“In addition, it may be a good idea to have a plan B in case some anatomical feature that would preclude a good outcome with a multifocal IOL is found intraoperatively,” she added.
Figure 1 and 2: Dynamic measurement of the point-spread-function over a 20-second interval in normal eyes (control group) and mild dry eye syndrome.
Ocular surface optimization is also critical prior to planning surgery because an irregular ocular surface will affect biometry measurements used for surgical planning, as well as higher-order aberrations and visual acuity. In addition to performing standard evaluations for dry eye disease, Dr. Rocha said she conducts a thorough tear film analysis and measures the Ocular Scatter Index (OSI), using double-pass wavefront technology (OQAS, Visiometrics) that provides insight on retinal image quality and tear film stability.
“Double-pass wavefront technology provides a dynamic analysis of the point-spread-function, which is represented as the OSI, while the patient blinks normally over a 20-second interval,” Dr. Rochas explained. “We found that OSI in an eye with a healthy ocular surface will be low and stable, but that it can fluctuate and worsen during the testing period, even in patients with just mild dry eye and no ocular surface staining.”
Because accurate correction of refractive error is key for good visual outcomes with multifocal diffractive bifocal and trifocal IOLs, Dr. Rocha said she uses intraoperative aberrometry to check IOL power and toric IOL alignment.
Figure 3: Intraoperative correction of astigmatism with a toric extended-depth-of-focus IOL guided by intraoperative aberrometry.
In order to reduce astigmatism, intraoperative correction with limbal relaxing incisions is planned in some cases. Depending on the amount of pre-existing astigmatism, some patients may be told they will need a combined-staged procedure with postoperative laser vision correction.
Understanding the functional outcomes associated with the different multifocal IOLs is also critical so the technology can be matched to the patient’s visual needs. However, surgeons should understand that information obtained from optical bench testing may not translate to the real-life situation.
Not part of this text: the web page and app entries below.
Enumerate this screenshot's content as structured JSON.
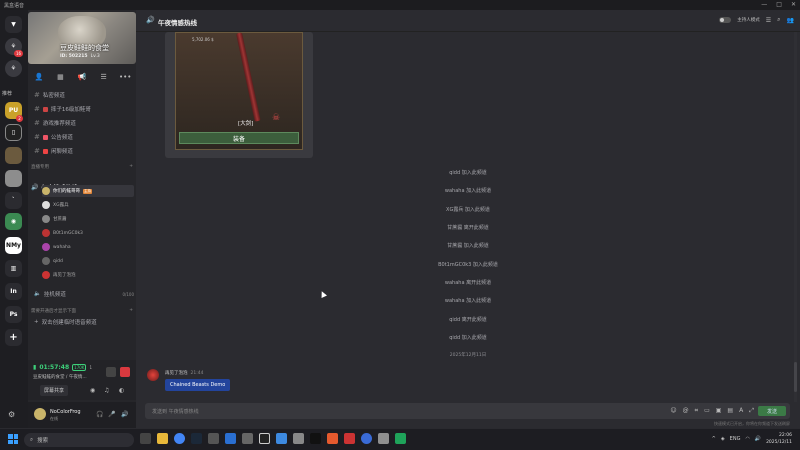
{
  "window": {
    "title": "黑盒语音"
  },
  "rail": {
    "label_home": "推荐",
    "badges": {
      "a": "16",
      "b": "2"
    },
    "servers": [
      "PUBG",
      "HT",
      "n",
      "",
      "",
      "NMy",
      "",
      "In",
      "Ps"
    ]
  },
  "server": {
    "name": "豆皮鲑鲑的食堂",
    "id_label": "ID: 502215",
    "level": "Lv.3"
  },
  "channels": {
    "text": [
      {
        "label": "私密频道"
      },
      {
        "label": "摔子16级加鲑哥"
      },
      {
        "label": "游戏推荐频道"
      },
      {
        "label": "公告频道"
      },
      {
        "label": "闲聊频道"
      }
    ],
    "voice_category": "直播专用",
    "active_voice": "午夜情感热线",
    "members": [
      {
        "name": "你们的鲑哥哥",
        "tag": "主持"
      },
      {
        "name": "XG露兵"
      },
      {
        "name": "甘蔗醤"
      },
      {
        "name": "B0t1mGC0k3"
      },
      {
        "name": "wahaha"
      },
      {
        "name": "qidd"
      },
      {
        "name": "再见了泡泡"
      }
    ],
    "afk": {
      "label": "挂机频道",
      "count": "0/100"
    },
    "temp_category": "需要开通后才显示下面",
    "temp_create": "双击创建临时语音频道"
  },
  "voice_status": {
    "time": "01:57:48",
    "ping": "170K",
    "count": "1",
    "location": "豆皮鲑鲑的食堂 / 午夜情...",
    "share_label": "屏幕共享"
  },
  "user": {
    "name": "NoColorFrog",
    "status": "在线"
  },
  "header": {
    "channel": "午夜情感热线",
    "host_mode": "主持人模式"
  },
  "card": {
    "price": "5,702.06 $",
    "item_name": "[大剑]",
    "equip_label": "装备"
  },
  "system_messages": [
    "qidd 加入此频道",
    "wahaha 加入此频道",
    "XG露兵 加入此频道",
    "甘蔗醤 离开此频道",
    "甘蔗醤 加入此频道",
    "B0t1mGC0k3 加入此频道",
    "wahaha 离开此频道",
    "wahaha 加入此频道",
    "qidd 离开此频道",
    "qidd 加入此频道"
  ],
  "date_separator": "2025年12月11日",
  "message": {
    "author": "再见了泡泡",
    "time": "21:44",
    "button_label": "Chained Beasts Demo"
  },
  "input": {
    "placeholder": "发送到 午夜情感热线",
    "send_label": "发送",
    "hint": "快速模式已开启，你将在你频道下发送刷屏"
  },
  "taskbar": {
    "search_placeholder": "搜索",
    "lang": "ENG",
    "time": "22:06",
    "date": "2025/12/11"
  },
  "colors": {
    "accent_green": "#3dd07a",
    "link_blue": "#23449c",
    "badge_red": "#e0383e"
  }
}
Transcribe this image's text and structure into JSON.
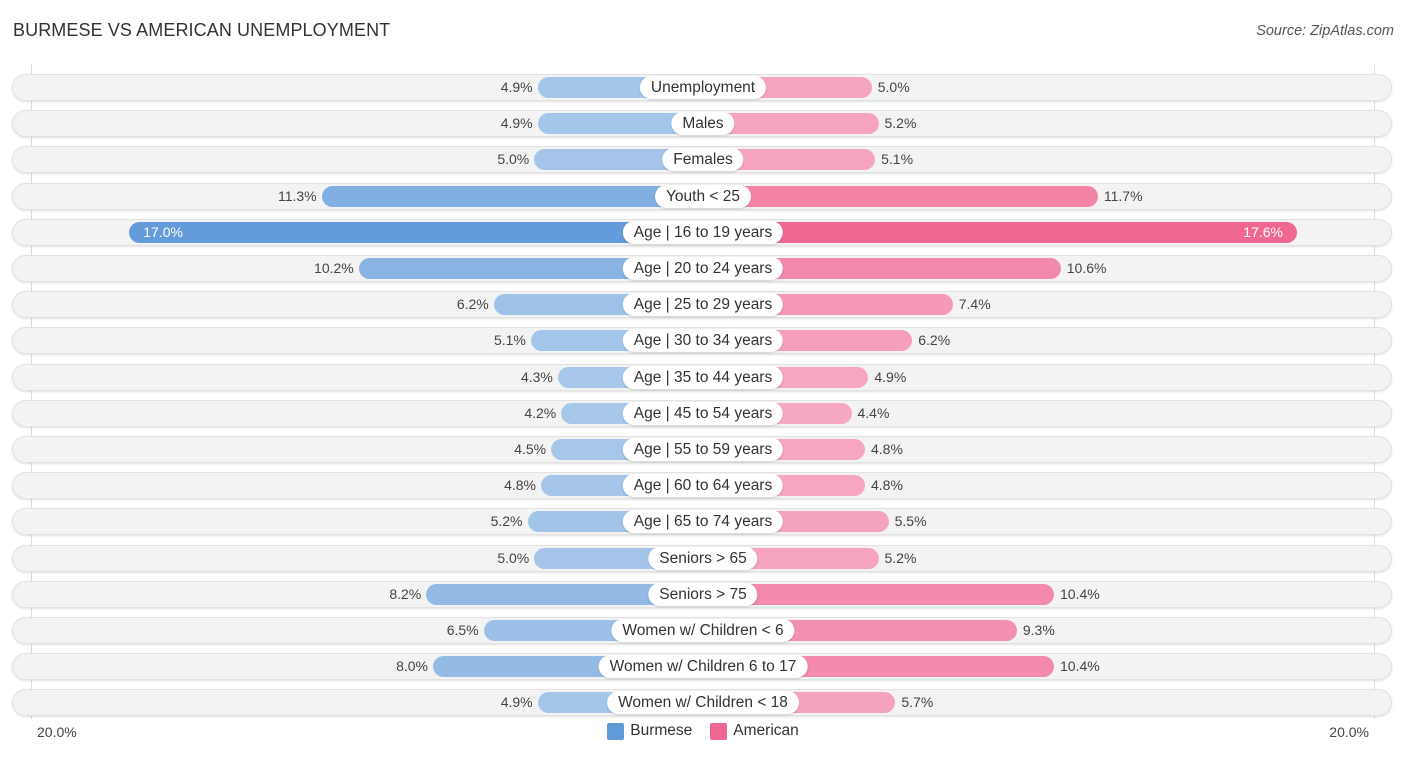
{
  "header": {
    "title": "BURMESE VS AMERICAN UNEMPLOYMENT",
    "source": "Source: ZipAtlas.com"
  },
  "colors": {
    "burmese": "#6199d9",
    "american": "#f06791",
    "burmese_light": "#a8c8ea",
    "american_light": "#f6a9c1"
  },
  "chart_data": {
    "type": "bar",
    "orientation": "horizontal-diverging",
    "title": "BURMESE VS AMERICAN UNEMPLOYMENT",
    "xlabel": "",
    "ylabel": "",
    "xlim": [
      -20.0,
      20.0
    ],
    "axis_labels": {
      "left": "20.0%",
      "right": "20.0%"
    },
    "legend": {
      "position": "bottom-center",
      "entries": [
        "Burmese",
        "American"
      ]
    },
    "categories": [
      "Unemployment",
      "Males",
      "Females",
      "Youth < 25",
      "Age | 16 to 19 years",
      "Age | 20 to 24 years",
      "Age | 25 to 29 years",
      "Age | 30 to 34 years",
      "Age | 35 to 44 years",
      "Age | 45 to 54 years",
      "Age | 55 to 59 years",
      "Age | 60 to 64 years",
      "Age | 65 to 74 years",
      "Seniors > 65",
      "Seniors > 75",
      "Women w/ Children < 6",
      "Women w/ Children 6 to 17",
      "Women w/ Children < 18"
    ],
    "series": [
      {
        "name": "Burmese",
        "side": "left",
        "values": [
          4.9,
          4.9,
          5.0,
          11.3,
          17.0,
          10.2,
          6.2,
          5.1,
          4.3,
          4.2,
          4.5,
          4.8,
          5.2,
          5.0,
          8.2,
          6.5,
          8.0,
          4.9
        ],
        "labels": [
          "4.9%",
          "4.9%",
          "5.0%",
          "11.3%",
          "17.0%",
          "10.2%",
          "6.2%",
          "5.1%",
          "4.3%",
          "4.2%",
          "4.5%",
          "4.8%",
          "5.2%",
          "5.0%",
          "8.2%",
          "6.5%",
          "8.0%",
          "4.9%"
        ]
      },
      {
        "name": "American",
        "side": "right",
        "values": [
          5.0,
          5.2,
          5.1,
          11.7,
          17.6,
          10.6,
          7.4,
          6.2,
          4.9,
          4.4,
          4.8,
          4.8,
          5.5,
          5.2,
          10.4,
          9.3,
          10.4,
          5.7
        ],
        "labels": [
          "5.0%",
          "5.2%",
          "5.1%",
          "11.7%",
          "17.6%",
          "10.6%",
          "7.4%",
          "6.2%",
          "4.9%",
          "4.4%",
          "4.8%",
          "4.8%",
          "5.5%",
          "5.2%",
          "10.4%",
          "9.3%",
          "10.4%",
          "5.7%"
        ]
      }
    ]
  }
}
“Studies using a single wavelength (green light) at one spatial frequency are not necessarily achieved in vivo,” Dr. Rocha said. “Ideally, IOLs should also be analyzed under white light and multiple spatial frequencies.”
Figure 4: Astigmatism management: femtosecond laser limbal relaxing incisions and a combined staged procedure with postoperative laser vision correction.
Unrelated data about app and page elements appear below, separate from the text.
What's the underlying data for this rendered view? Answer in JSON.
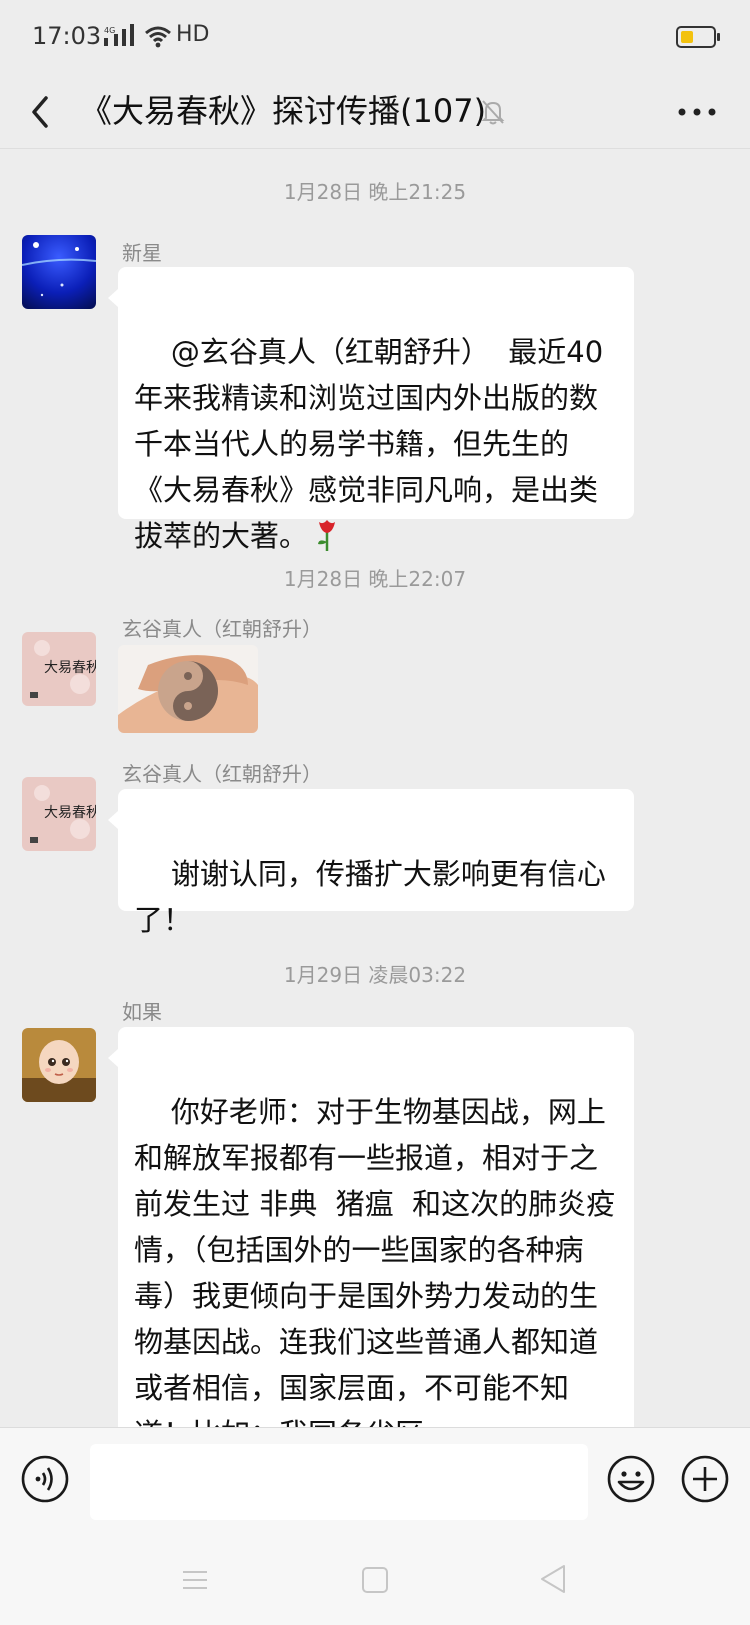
{
  "status_bar": {
    "time": "17:03",
    "network": "4G",
    "hd_label": "HD",
    "battery_color": "#f3c20f"
  },
  "header": {
    "title": "《大易春秋》探讨传播(107)",
    "back_icon": "chevron-left-icon",
    "mute_icon": "bell-off-icon",
    "more_icon": "more-dots-icon"
  },
  "chat": {
    "timestamps": [
      "1月28日 晚上21:25",
      "1月28日 晚上22:07",
      "1月29日 凌晨03:22"
    ],
    "messages": [
      {
        "sender": "新星",
        "avatar": "starry-night-avatar",
        "text": "@玄谷真人（红朝舒升）  最近40年来我精读和浏览过国内外出版的数千本当代人的易学书籍，但先生的《大易春秋》感觉非同凡响，是出类拔萃的大著。",
        "emoji": "rose-icon"
      },
      {
        "sender": "玄谷真人（红朝舒升）",
        "avatar": "book-cover-avatar",
        "sticker": "yin-yang-hands-sticker"
      },
      {
        "sender": "玄谷真人（红朝舒升）",
        "avatar": "book-cover-avatar",
        "text": "谢谢认同，传播扩大影响更有信心了！"
      },
      {
        "sender": "如果",
        "avatar": "cartoon-boy-avatar",
        "text": "你好老师：对于生物基因战，网上和解放军报都有一些报道，相对于之前发生过 非典  猪瘟  和这次的肺炎疫情，（包括国外的一些国家的各种病毒）我更倾向于是国外势力发动的生物基因战。连我们这些普通人都知道或者相信，国家层面，不可能不知道！比如：我国各省区"
      }
    ]
  },
  "input_bar": {
    "voice_icon": "voice-icon",
    "emoji_icon": "smiley-icon",
    "plus_icon": "plus-circle-icon",
    "input_value": ""
  },
  "nav_bar": {
    "menu_icon": "menu-icon",
    "home_icon": "home-square-icon",
    "back_icon": "back-triangle-icon"
  }
}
Dr. Rocha noted that extended-depth-of-focus (EDOF) IOLs (Tecnis Symfony/Symfony Toric, Abbott Medical Optics) represent a new category of presbyopia-correcting IOLs available in the United States. This technology improves intermediate visual performance and near vision to a lesser extent without comprising distance vision.
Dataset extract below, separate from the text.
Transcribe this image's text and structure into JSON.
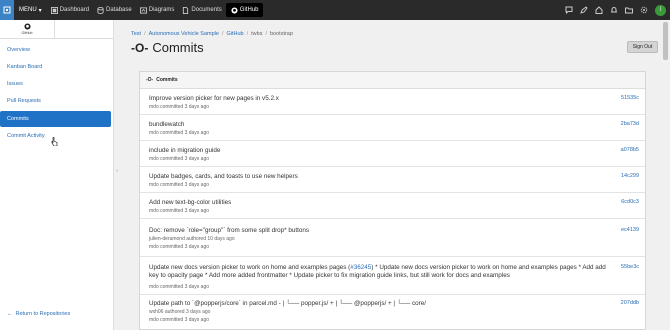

The EDOF technology has the benefit of causing less glare and halos and less loss of contrast, especially compared to the first generation diffractive multifocal IOLs.
Looking ahead, Dr. Rocha said increased use of in vivo simulation, allowing patients to experience multifocality and compare different IOL designs, will become an important and useful component of the preoperative evaluation.
“This type of simulation is emerging in adaptive optics technologies that are friendly for use in the clinical situation,” Dr. Rocha said. “It should lead to increased confidence for patients and surgeons when choosing an IOL. It might also increase the number of multifocal IOL procedures performed along with overall patient satisfaction.”
Karolinne M. Rocha, MD, PhD
This article is based on a presentation given by Dr. Rocha at the 2016 Refractive Surgery Subspecialty Day meeting, prior to the American Academy of Ophthalmology meeting. Dr. Rocha is a consultant/advisor for Johnson & Johnson Vision Care (Abbott Medical Optics), Alcon Laboratories, Allergan, and Bausch + Lomb.